Quirks and Quarks·Quirks & Quarks

Bees get a Buzz from Pesticides?

Bees seem to be unhealthily attracted to controversial neonicotinoid pesticides.
A foraging bumblebee visiting a canola flower (Jonathan Carruthers)
Bees prefer sugar solution that contains neonicotinoid pesticides, and may well prefer the plants that contain the toxins as well, to their detriment.

Neonicotinoids are widely used in agriculture, have been implicated in the ongoing declines of bees and other pollinators. Defenders of these useful chemicals have suggested that bees in the natural environment would detect the toxins and avoid feeding on pesticide treated crops. 

However new work by Dr. Geraldine Wright, of the Institute of Neuroscience at Newcastle University, suggests that bees may actually prefer pesticide contaminated plants.  In taste tests she found bees had a slight preference for sugar solutions containing the pesticides, which she suspects might be because of their nicotine-like affect on the bees' brains.

Related Links

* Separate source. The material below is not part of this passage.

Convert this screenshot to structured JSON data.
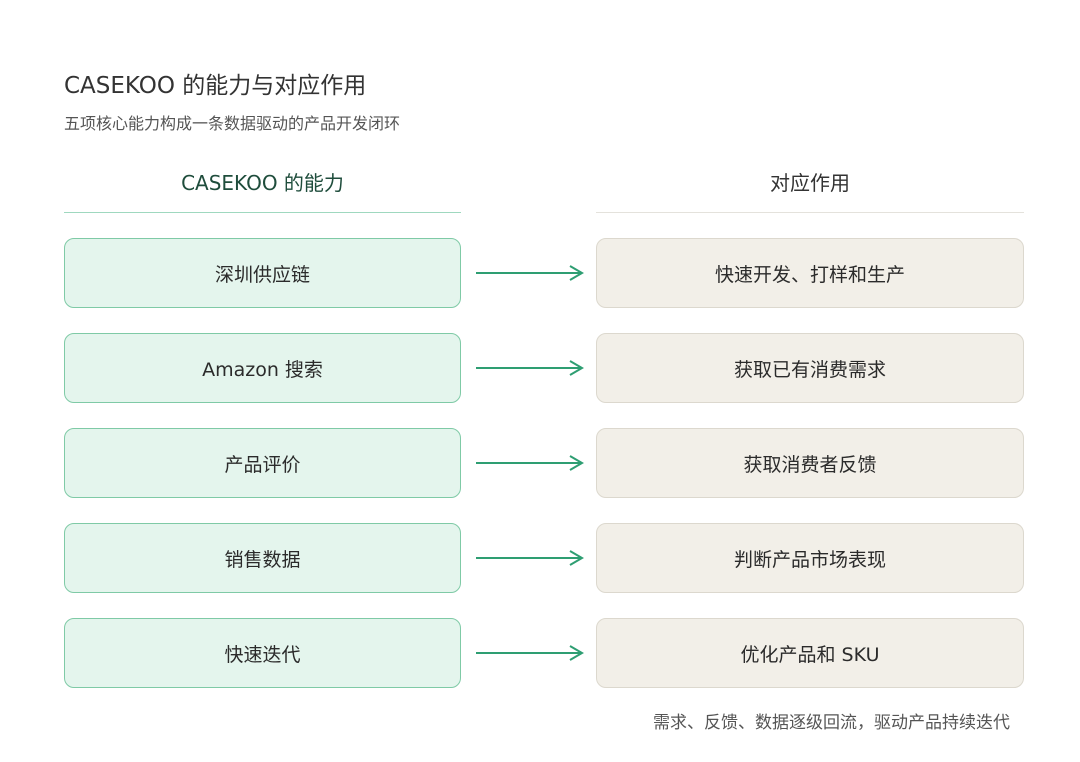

- Paper in Nature
Nature news story
- Newcastle University release
- CBC/Reuters story